You can also select Manual, then select a specific channel. Make sure that you select a channel that is not already in use by another access point in your airspace.
In some regions, you can select DFS (Dynamic Frequency Selection) channels that operate in the 5 GHz band. DFS channels are also used by radar systems, and transmissions from your access point stop if radar signals are detected on that channel. DFS channels are helpful in 802.11ac mode with an 80 MHz channel width because of the extra channels available, but can cause slow connections when the access point detects radar signals. DFS channels are not selected by default.

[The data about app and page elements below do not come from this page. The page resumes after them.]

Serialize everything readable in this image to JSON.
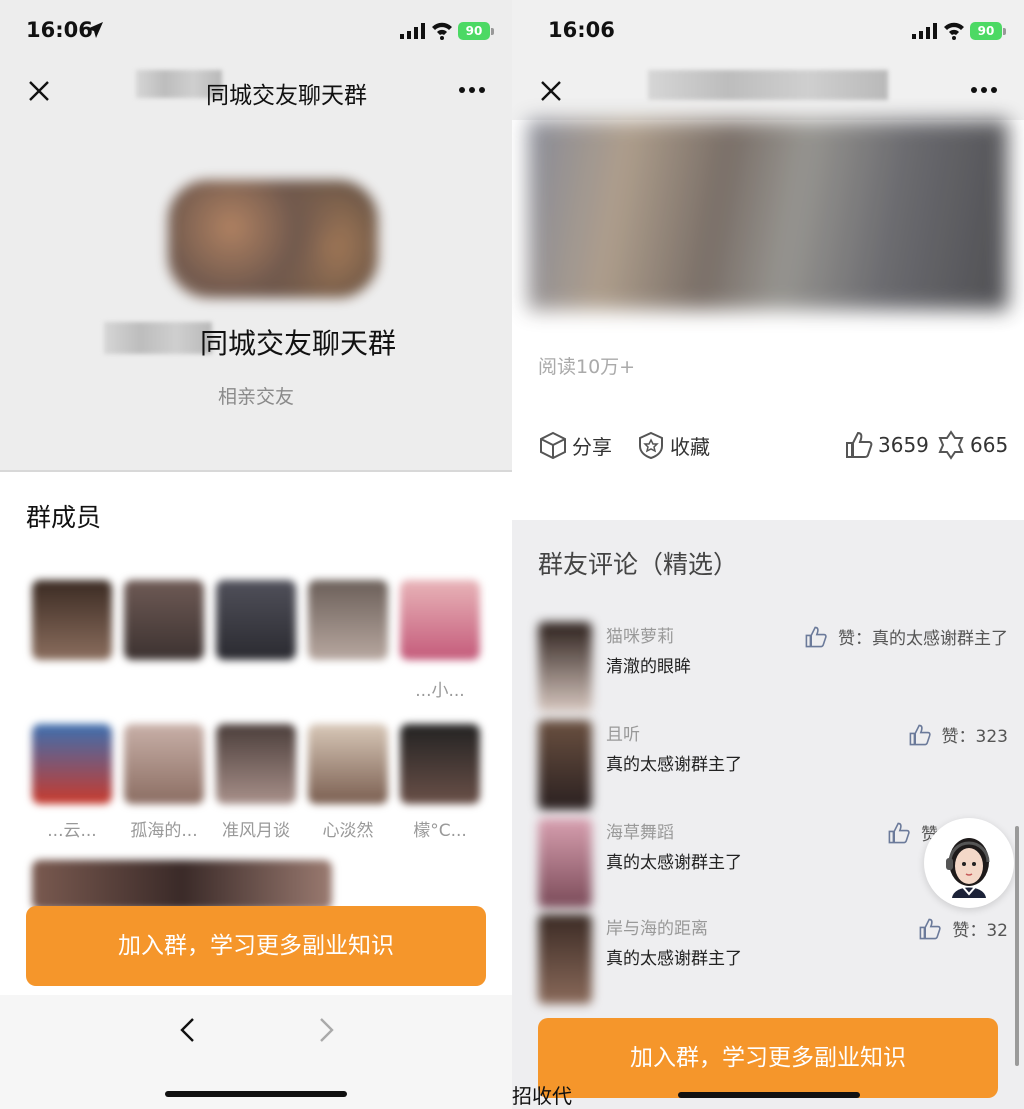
{
  "left": {
    "status": {
      "time": "16:06",
      "battery": "90"
    },
    "nav": {
      "title_visible": "同城交友聊天群",
      "close_icon": "close-icon",
      "more_icon": "more-icon"
    },
    "group": {
      "name_visible": "同城交友聊天群",
      "tag": "相亲交友"
    },
    "members": {
      "title": "群成员",
      "row1_names": [
        "",
        "",
        "",
        "",
        "...小..."
      ],
      "row2_names": [
        "...云...",
        "孤海的...",
        "准风月谈",
        "心淡然",
        "檬°C..."
      ]
    },
    "join_button": "加入群，学习更多副业知识",
    "browser_nav": {
      "back_icon": "chevron-left-icon",
      "forward_icon": "chevron-right-icon"
    }
  },
  "right": {
    "status": {
      "time": "16:06",
      "battery": "90"
    },
    "article": {
      "read_count": "阅读10万+"
    },
    "actions": {
      "share": "分享",
      "favorite": "收藏",
      "likes": "3659",
      "wows": "665"
    },
    "comments": {
      "title": "群友评论（精选）",
      "items": [
        {
          "name": "猫咪萝莉",
          "text": "清澈的眼眸",
          "like": "赞：真的太感谢群主了"
        },
        {
          "name": "且听",
          "text": "真的太感谢群主了",
          "like": "赞：323"
        },
        {
          "name": "海草舞蹈",
          "text": "真的太感谢群主了",
          "like": "赞"
        },
        {
          "name": "岸与海的距离",
          "text": "真的太感谢群主了",
          "like": "赞：32"
        }
      ]
    },
    "join_button": "加入群，学习更多副业知识",
    "bottom_cut_text": "招收代"
  },
  "colors": {
    "accent": "#f5962b",
    "battery": "#4cd964"
  }
}
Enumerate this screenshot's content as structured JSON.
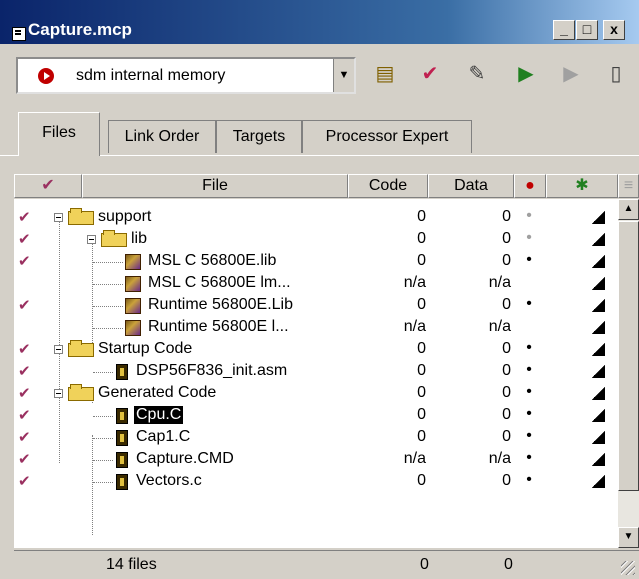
{
  "window": {
    "title": "Capture.mcp",
    "controls": [
      "_",
      "□",
      "x"
    ]
  },
  "toolbar": {
    "target": "sdm internal memory",
    "tools": [
      "settings-icon",
      "check-icon",
      "make-icon",
      "debug-icon",
      "run-icon",
      "remote-icon"
    ]
  },
  "tabs": [
    "Files",
    "Link Order",
    "Targets",
    "Processor Expert"
  ],
  "columns": {
    "file": "File",
    "code": "Code",
    "data": "Data"
  },
  "rows": [
    {
      "name": "support",
      "code": "0",
      "data": "0",
      "kind": "folder"
    },
    {
      "name": "lib",
      "code": "0",
      "data": "0",
      "kind": "folder"
    },
    {
      "name": "MSL C 56800E.lib",
      "code": "0",
      "data": "0",
      "kind": "lib"
    },
    {
      "name": "MSL C 56800E lm...",
      "code": "n/a",
      "data": "n/a",
      "kind": "lib"
    },
    {
      "name": "Runtime 56800E.Lib",
      "code": "0",
      "data": "0",
      "kind": "lib"
    },
    {
      "name": "Runtime 56800E l...",
      "code": "n/a",
      "data": "n/a",
      "kind": "lib"
    },
    {
      "name": "Startup Code",
      "code": "0",
      "data": "0",
      "kind": "folder"
    },
    {
      "name": "DSP56F836_init.asm",
      "code": "0",
      "data": "0",
      "kind": "file"
    },
    {
      "name": "Generated Code",
      "code": "0",
      "data": "0",
      "kind": "folder"
    },
    {
      "name": "Cpu.C",
      "code": "0",
      "data": "0",
      "kind": "file"
    },
    {
      "name": "Cap1.C",
      "code": "0",
      "data": "0",
      "kind": "file"
    },
    {
      "name": "Capture.CMD",
      "code": "n/a",
      "data": "n/a",
      "kind": "file"
    },
    {
      "name": "Vectors.c",
      "code": "0",
      "data": "0",
      "kind": "file"
    }
  ],
  "status": {
    "files": "14 files",
    "code_total": "0",
    "data_total": "0"
  },
  "colors": {
    "titlebar_start": "#0a246a",
    "titlebar_end": "#a6caf0",
    "chrome": "#d4d0c8",
    "check": "#9a3060"
  }
}
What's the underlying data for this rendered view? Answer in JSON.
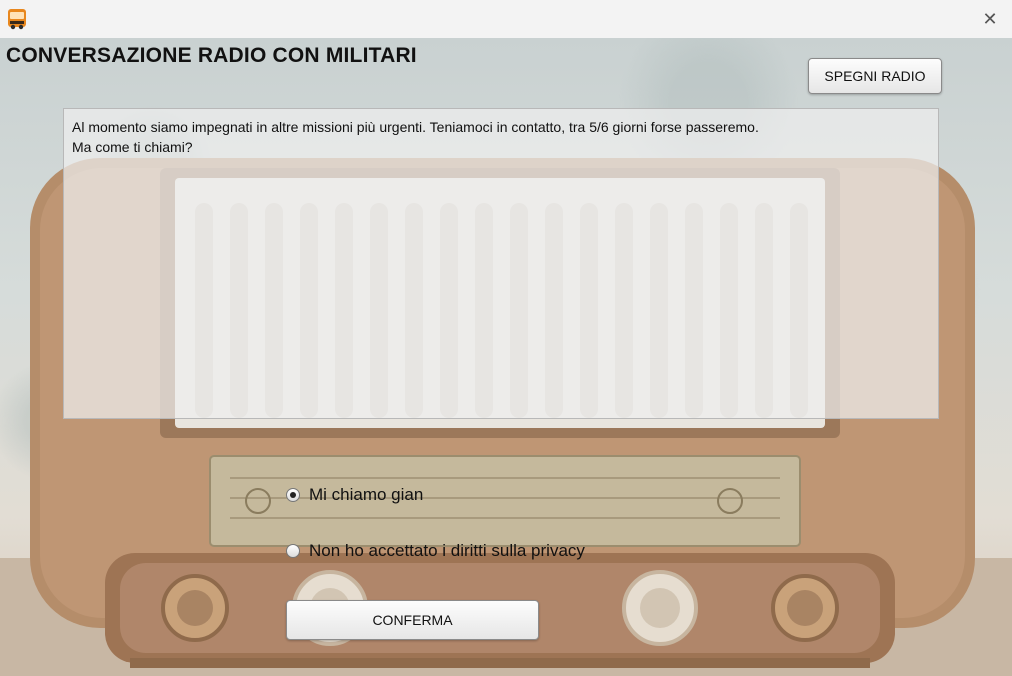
{
  "window": {
    "close_glyph": "✕",
    "app_icon": "bus-icon"
  },
  "page_title": "CONVERSAZIONE RADIO CON MILITARI",
  "buttons": {
    "turn_off_radio": "SPEGNI RADIO",
    "confirm": "CONFERMA"
  },
  "message": {
    "line1": "Al momento siamo impegnati in altre missioni più urgenti. Teniamoci in contatto, tra 5/6 giorni forse passeremo.",
    "line2": "Ma come ti chiami?"
  },
  "options": [
    {
      "label": "Mi chiamo gian",
      "selected": true
    },
    {
      "label": "Non ho accettato i diritti sulla privacy",
      "selected": false
    }
  ],
  "colors": {
    "wood": "#b58d6a",
    "wood_dark": "#8f6a4b",
    "grille": "#e7e3dc",
    "dial_panel": "#c5b99c",
    "knob": "#c9a27a"
  }
}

Dynamic Channel Selection
Enable Dynamic Channel Selection to automatically switch to a new channel when interference is detected on the current channel. The access point scans the network based on the specified Scan Interval (the default is 4 hours) to find a channel with the least interference. Dynamic Channel Selection is disabled by default.
Dynamic Channel Selection might cause disruption to video or voice calls if the channel changes and the wireless client reconnects to the access point. If you frequently encounter these issues, change the Scan Interval to a longer interval such as 12 hours, or disable Dynamic Channel Selection and use a static wireless channel.
The channel width controls how broad the signal is and how many frequencies the signal uses. Greater channel widths provide faster speed and throughput, but can cause greater interference in high density areas.
- The 2.4 GHz band supports 20 and 20/40 MHz channel widths. The default is 20 MHz.
- The 5 GHz band supports 20, 40, and 80 MHz channel widths. The default is 80 MHz.
We recommend you start with 20 to 40 MHz channel widths. Use higher channel widths only if you require very high application throughput demand in low-density deployments with a small number of wireless devices.
You can optionally set the maximum transmit power to limit or expand the transmission distance of your wireless signals. We recommend that you set your transmit power to limit your coverage area so that it does not expand outside the necessary boundaries for your deployment.
You can set the transmit power between 8 dBm to 28 dBm, or set the value to Auto. The default settings of Auto enables the access point to use the maximum transmit power allowed for the country of operation.
The actual transmit power depends on several factors:
- Any manual transmit power you specify
- The maximum power allowed by your regulatory domain
- The maximum power supported by the radio
- Any additional antenna gain
The transmit power cannot exceed the regulatory limits set by your region.
In the advanced radio settings page for an access point, you can configure roaming settings for fast handover, specify client association limits, and enable specific 802.11 protocols for the radio.
Fast Handover can help wireless clients roam between WatchGuard access points and connect to the access point with the strongest signal. Type the Minimum RSSI Threshold (Received Signal Strength Indicator) required to connect to an access point. The valid range is between -100 to -60 dBm. The default is -70 dBm.
The closer the RSSI value is to 0, the stronger the signal. For example, -60 dBm is a better signal strength than -70 dBm.
Client Limit Per Radio
You can enable a limit on the number of clients that can associate to each access point radio. In the Number of Associations text box, type the maximum number of associated clients (1 to 127).
Allow 802.11a (5 GHz only)
On the 5 GHz radio, you can enable the use of 802.11a on your network if required to support legacy client devices that use this wireless mode.
Allow 802.11b/g (2.4 GHz only)
On the 2.4 GHz radio, you can enable the use of 802.11b/g on your network if required to support legacy client devices that use these wireless modes.
If you choose a wireless mode that supports multiple 802.11 standards, the overall performance can drop because the slower devices tend to dominate the throughput because devices that use a slower mode can take much longer to send or receive the same amount of data.